Last weekend I was surprised to receive a call from the senior who had laughed at Salesforce four years ago. His company had asked him to choose between Salesforce and Pega for moving his department. While googling he had come across my book, Force.com Developer Certification Handbook (DEV401), and called me up. This time he wanted to know if the platform is suitable for development or no.

It was my time to smile.

What is your force.com story? Share it on hi5[at] sidoscope.co.in and it will be published here.

Comments

  1. very interesting Kabe. I like it.

    ReplyDelete
  2. Nice One...
    totally agreed taking advice from someone is really not a good idea..like today especially fresh graduates r running behind java n .net... n 6 months back i got d same advice to work in java...n was really confused where to go...
    but like as u said "grain of dust in sandstorm" i too didn't wanna join this Java race so i Decided to start my carrier in salesforce..
    n now i feel that i have made a better decision.. :)
    btw feeling charged after reading this post!!!

    ReplyDelete

Post a Comment

Popular posts from this blog

Video: Top ten tips on how not to ruin Salesforce implementation

Another presentation for the London Salesforce Developer Group using mobile app. 
When it comes to Salesforce development, we all know what it takes to deliver stuff. Having a certified professional helps you gain a knowledgeable partner but what about the things such as common sense?  We all know how to deliver things on client requirements but what about things that are not mentioned by the client. We will be discussing in details things that will enhance the user experience, focus on tips to read your customers mind and have a bit of perspective on the user experience.

Cache me if you can: What you should know before daring to set URL parameter on visualforce

If someone gave me a pence for every time there was an SOQL query in an APEX Class without using Limit or a condition during a code review, I could afford a Lamborgini this month. Sigh. If only. We make it a habit of going digging for data, at the very moment we need it. The crux of this problem happens when you have chain classes which are independent of each other. Each class needs the reference from a single record and we have to query for that record every single time.
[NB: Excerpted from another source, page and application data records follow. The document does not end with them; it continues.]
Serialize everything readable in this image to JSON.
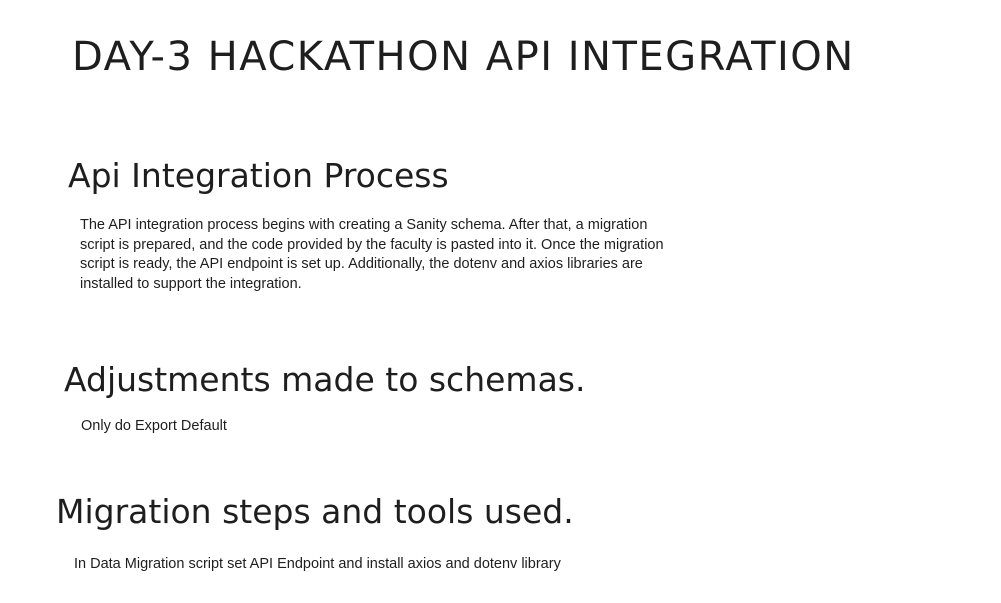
{
  "title": "DAY-3 HACKATHON API INTEGRATION",
  "sections": [
    {
      "heading": "Api Integration Process",
      "lines": [
        "The API integration process begins with creating a Sanity schema. After that, a migration",
        "script is prepared, and the code provided by the faculty is pasted into it. Once the migration",
        "script is ready, the API endpoint is set up. Additionally, the dotenv and axios libraries are",
        "installed to support the integration."
      ]
    },
    {
      "heading": "Adjustments made to schemas.",
      "lines": [
        "Only do Export Default"
      ]
    },
    {
      "heading": "Migration steps and tools used.",
      "lines": [
        "In Data Migration script set API Endpoint and install axios and dotenv library"
      ]
    }
  ]
}
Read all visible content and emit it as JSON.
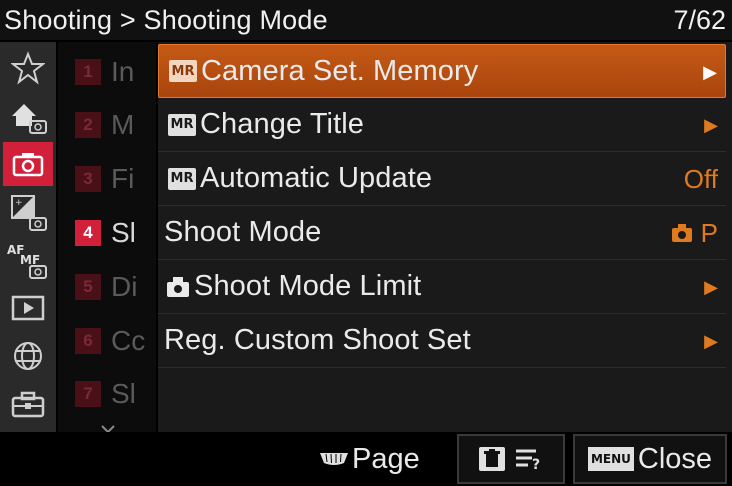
{
  "header": {
    "breadcrumb": "Shooting > Shooting Mode",
    "page_indicator": "7/62"
  },
  "sidebar": {
    "items": [
      {
        "icon": "star-icon"
      },
      {
        "icon": "home-camera-icon"
      },
      {
        "icon": "camera-icon",
        "active": true
      },
      {
        "icon": "exposure-camera-icon"
      },
      {
        "icon": "af-mf-camera-icon",
        "text": "AF",
        "subtext": "MF"
      },
      {
        "icon": "playback-icon"
      },
      {
        "icon": "globe-icon"
      },
      {
        "icon": "toolbox-icon"
      }
    ]
  },
  "subnav": {
    "items": [
      {
        "num": "1",
        "label": "In"
      },
      {
        "num": "2",
        "label": "M"
      },
      {
        "num": "3",
        "label": "Fi"
      },
      {
        "num": "4",
        "label": "Sl",
        "active": true
      },
      {
        "num": "5",
        "label": "Di"
      },
      {
        "num": "6",
        "label": "Cc"
      },
      {
        "num": "7",
        "label": "Sl"
      }
    ]
  },
  "menu": {
    "items": [
      {
        "icon": "MR",
        "label": "Camera Set. Memory",
        "value": "▶",
        "selected": true
      },
      {
        "icon": "MR",
        "label": "Change Title",
        "value": "▶"
      },
      {
        "icon": "MR",
        "label": "Automatic Update",
        "value": "Off"
      },
      {
        "label": "Shoot Mode",
        "value": "P"
      },
      {
        "label": "Shoot Mode Limit",
        "value": "▶"
      },
      {
        "label": "Reg. Custom Shoot Set",
        "value": "▶"
      }
    ]
  },
  "footer": {
    "page_label": "Page",
    "menu_tag": "MENU",
    "close_label": "Close"
  },
  "colors": {
    "accent_red": "#d21f3a",
    "selection_orange": "#b84e10",
    "value_orange": "#e07a20"
  }
}
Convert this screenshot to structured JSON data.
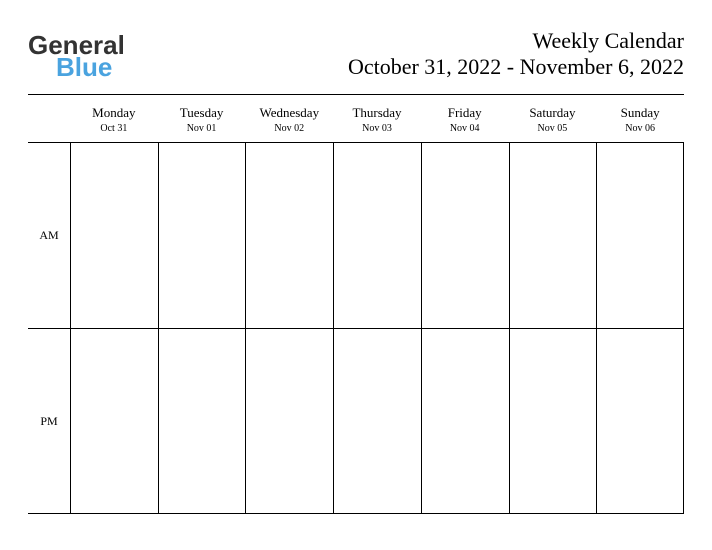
{
  "brand": {
    "word1": "General",
    "word2": "Blue"
  },
  "title": "Weekly Calendar",
  "date_range": "October 31, 2022 - November 6, 2022",
  "days": [
    {
      "name": "Monday",
      "date": "Oct 31"
    },
    {
      "name": "Tuesday",
      "date": "Nov 01"
    },
    {
      "name": "Wednesday",
      "date": "Nov 02"
    },
    {
      "name": "Thursday",
      "date": "Nov 03"
    },
    {
      "name": "Friday",
      "date": "Nov 04"
    },
    {
      "name": "Saturday",
      "date": "Nov 05"
    },
    {
      "name": "Sunday",
      "date": "Nov 06"
    }
  ],
  "time_labels": {
    "am": "AM",
    "pm": "PM"
  }
}
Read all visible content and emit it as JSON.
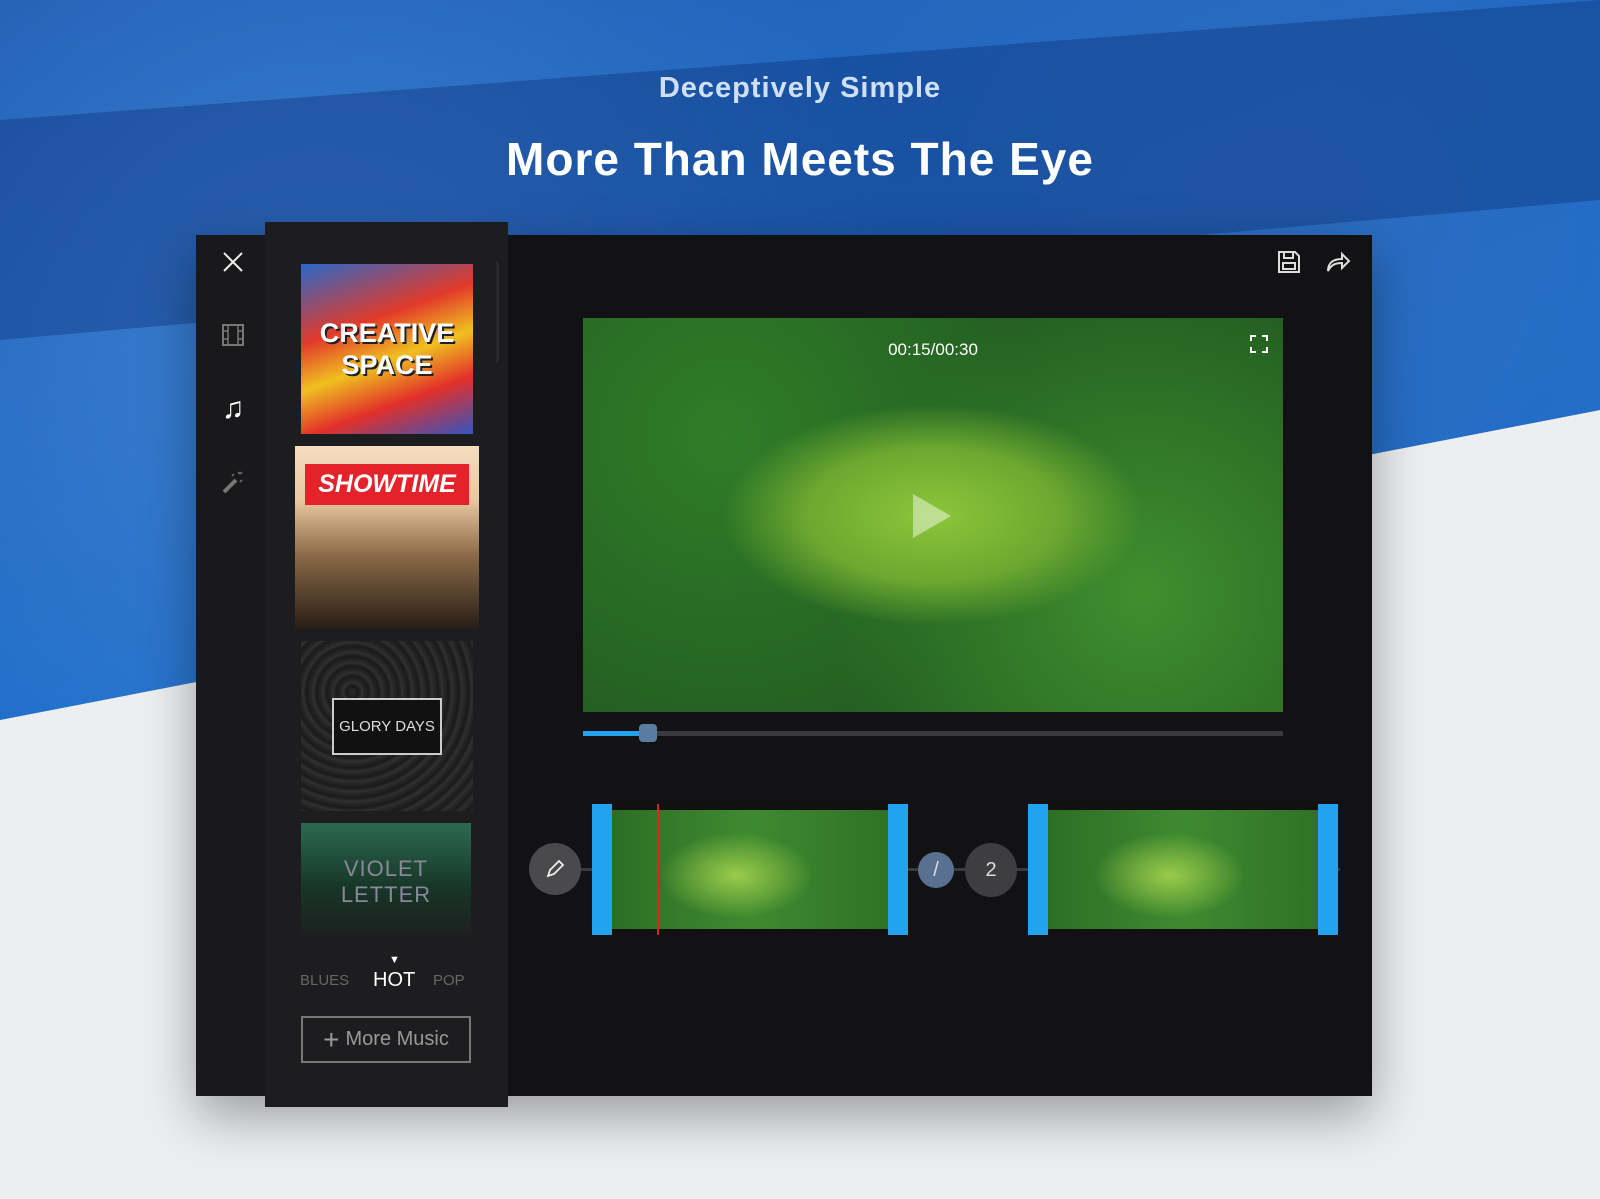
{
  "header": {
    "subtitle": "Deceptively Simple",
    "title": "More Than Meets The Eye"
  },
  "sidebar": {
    "icons": [
      "close-icon",
      "film-icon",
      "music-note-icon",
      "magic-wand-icon"
    ],
    "active": "music-note-icon"
  },
  "music": {
    "cards": [
      {
        "title_line1": "CREATIVE",
        "title_line2": "SPACE"
      },
      {
        "title": "SHOWTIME"
      },
      {
        "title": "GLORY DAYS"
      },
      {
        "title_line1": "VIOLET",
        "title_line2": "LETTER"
      }
    ],
    "tabs": [
      {
        "label": "BLUES"
      },
      {
        "label": "HOT",
        "active": true
      },
      {
        "label": "POP"
      }
    ],
    "more_button": "More Music"
  },
  "toolbar": {
    "icons": [
      "save-icon",
      "share-icon"
    ]
  },
  "player": {
    "time": "00:15/00:30",
    "progress": 0.093,
    "accent": "#22a3f0"
  },
  "timeline": {
    "transition_number": "2",
    "clips": 2
  }
}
While we don't see it, every SOQL query has a cost to it, and it does not go in my Lamborghini fund, however, it should. In a recent project, we had to construct an Account 360 page that could fetch information from different integration points. The page was also called using a live telephony integration, which could pass the phone number for the account. This required an ability to keep in context the Account that was on call.

Passing the Account id in URL parameter was a valid option, however, any manipulatio…
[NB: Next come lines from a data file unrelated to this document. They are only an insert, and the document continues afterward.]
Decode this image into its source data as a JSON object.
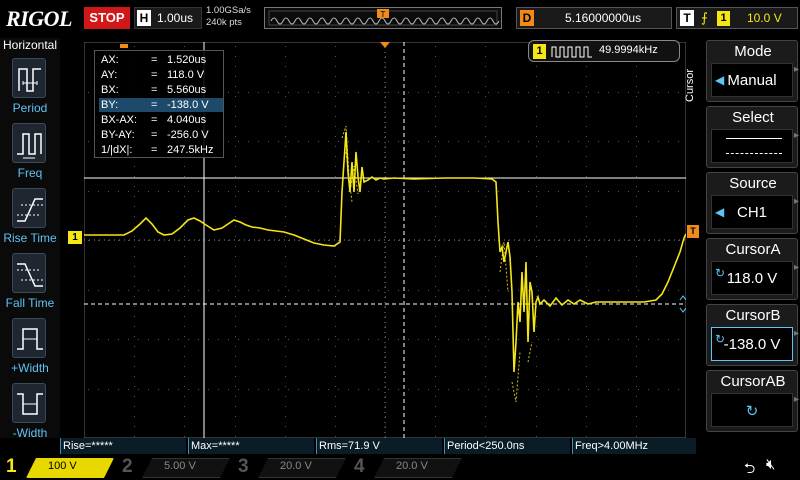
{
  "topbar": {
    "brand": "RIGOL",
    "run_state": "STOP",
    "timebase_tag": "H",
    "timebase": "1.00us",
    "sample_rate": "1.00GSa/s",
    "memory_depth": "240k pts",
    "trigger_position_marker": "T",
    "delay_tag": "D",
    "delay": "5.16000000us",
    "trigger_tag": "T",
    "trigger_edge_icon": "rising-edge-icon",
    "trigger_source": "1",
    "trigger_level": "10.0 V"
  },
  "left_panel": {
    "title": "Horizontal",
    "items": [
      {
        "label": "Period",
        "icon": "period-icon"
      },
      {
        "label": "Freq",
        "icon": "frequency-icon"
      },
      {
        "label": "Rise Time",
        "icon": "rise-time-icon"
      },
      {
        "label": "Fall Time",
        "icon": "fall-time-icon"
      },
      {
        "label": "+Width",
        "icon": "positive-width-icon"
      },
      {
        "label": "-Width",
        "icon": "negative-width-icon"
      }
    ]
  },
  "cursor_readout": [
    {
      "key": "AX:",
      "eq": "=",
      "val": "1.520us"
    },
    {
      "key": "AY:",
      "eq": "=",
      "val": "118.0 V"
    },
    {
      "key": "BX:",
      "eq": "=",
      "val": "5.560us"
    },
    {
      "key": "BY:",
      "eq": "=",
      "val": "-138.0 V"
    },
    {
      "key": "BX-AX:",
      "eq": "=",
      "val": "4.040us"
    },
    {
      "key": "BY-AY:",
      "eq": "=",
      "val": "-256.0 V"
    },
    {
      "key": "1/|dX|:",
      "eq": "=",
      "val": "247.5kHz"
    }
  ],
  "freq_counter": {
    "channel": "1",
    "value": "49.9994kHz"
  },
  "markers": {
    "channel1": "1",
    "trigger_level": "T"
  },
  "measurements": [
    {
      "label": "Rise=*****"
    },
    {
      "label": "Max=*****"
    },
    {
      "label": "Rms=71.9 V"
    },
    {
      "label": "Period<250.0ns"
    },
    {
      "label": "Freq>4.00MHz"
    }
  ],
  "channels": [
    {
      "num": "1",
      "coupling": "",
      "scale": "100 V",
      "active": true
    },
    {
      "num": "2",
      "coupling": "",
      "scale": "5.00 V",
      "active": false
    },
    {
      "num": "3",
      "coupling": "",
      "scale": "20.0 V",
      "active": false
    },
    {
      "num": "4",
      "coupling": "",
      "scale": "20.0 V",
      "active": false
    }
  ],
  "status_icons": {
    "usb": "usb-icon",
    "speaker": "speaker-muted-icon"
  },
  "right_menu": {
    "vertical_title": "Cursor",
    "mode": {
      "label": "Mode",
      "value": "Manual"
    },
    "select": {
      "label": "Select"
    },
    "source": {
      "label": "Source",
      "value": "CH1"
    },
    "cursor_a": {
      "label": "CursorA",
      "value": "118.0 V"
    },
    "cursor_b": {
      "label": "CursorB",
      "value": "-138.0 V"
    },
    "cursor_ab": {
      "label": "CursorAB"
    }
  },
  "colors": {
    "ch1": "#f5e616",
    "trigger": "#f08a18",
    "stop": "#d01818",
    "accent": "#5fc3f5"
  }
}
Four secrets to improve the usability of your visualforce/Lightning pages on Salesforce

In the immortal words of a certain machine returning back in time, I am back. For now. After procrastinating for over a year and drafting a lot of rants- I am back with a very important coding lesson for you. For now.

When we are designing a Visualforce page or an app or a lightning component (added that only to trick google) or any web page for that matter, we often tend to wrap up things quickly. Ask anyone on the team, how to design a good User Experience? and the person will immediately throw buzz words like Bootstrap, angular and other useless libraries (did someone squint?)

Ok, Bootstrap, Angular-Js, and all the libraries are really cool and are useful in designing a fabulous UI. They are helpful in creating responsive pages that will work on all the devices but this post is not about those. Nope. For the purpose of this post, all the external libraries and buzzwords you use to decorate your resume are useless. (Adding Angular JS in your resume for a Salesforce consultant posit…